Place of originKorea
Associated cuisineKorean cuisine
Main ingredientsWhitefish (brown croaker or flathead grey mullet)
Food energy
(per 4 serving)
200 kcal (837 kJ)[1]
Korean name
Revised Romanizationeo-mandu

Eo-mandu (Korean어만두; Hanja魚饅頭; "fish dumpling") is a half-moon-shaped mandu (dumpling) prepared with filleted whitefish, most typically brown croakers, instead of flour dough as the wrapping.[2][3] In the past, it formed part of Korean royal court cuisine, and was a popular dish among the yangban (upper class).[4] It was often served at summer birthday tables for elder family members.[4] It is commonly eaten during Buddha's Birthday.[5]


Whitefish, such as brown croakers, flathead grey mullets, red seabreams, or olive flounders, is filleted into thin, 7–8 centimetres (2.8–3.1 in) long slices, seasoned with salt and ground black pepper, and pounded lightly with the back of the knife.[4] Common fillings include ground beef, shiitake mushrooms, cucumber, crumbled tofu, chopped scallions, minced garlic and toasted and ground sesame seeds.[3] The inner surface of each fish slice is dusted with mung bean starch, the filling is placed on it and it is then folded in half and sealed.[4] The edges of the dumplings are trimmed with kitchen scissors to create the half-moon shapes.[3] The dumplings are then coated with mung bean starch, and cooked either in boiling water or in the steamer lined with Boston ivy leaves.[4] Cooked dumplings are commonly served with a dipping sauce such as mustard or choganjang (soy sauce mixed with vinegar).[3][4]

See also


  1. ^ "eomandu" 어만두 [Fish Fillet Dumpling]. Korean Food Foundation.
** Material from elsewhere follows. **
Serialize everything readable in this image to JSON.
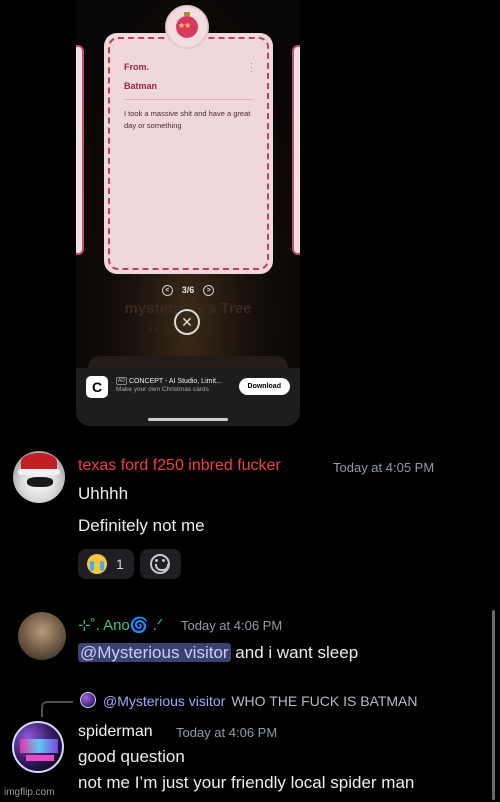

Archived from the original on 31 July 2018. Retrieved 11 May 2017.
  2. ^ "[Korean Food Culture Series - Part 3] Special Food for Seasonal Occasions". Korea Tourism Organization. Archived from the original on 16 July 2012. Retrieved 28 June 2008.
  3. ^ a b c d "eo-mandu" 어만두. Doopedia (in Korean). Doosan Corporation. Retrieved 28 June 2008.
  4. ^ a b c d e f 강, 인희. "eo-mandu" 어만두. Encyclopedia of Korean Culture (in Korean). Academy of Korean Studies. Retrieved 11 May 2017.
  5. ^ Seokgamoni lifeinkorea.com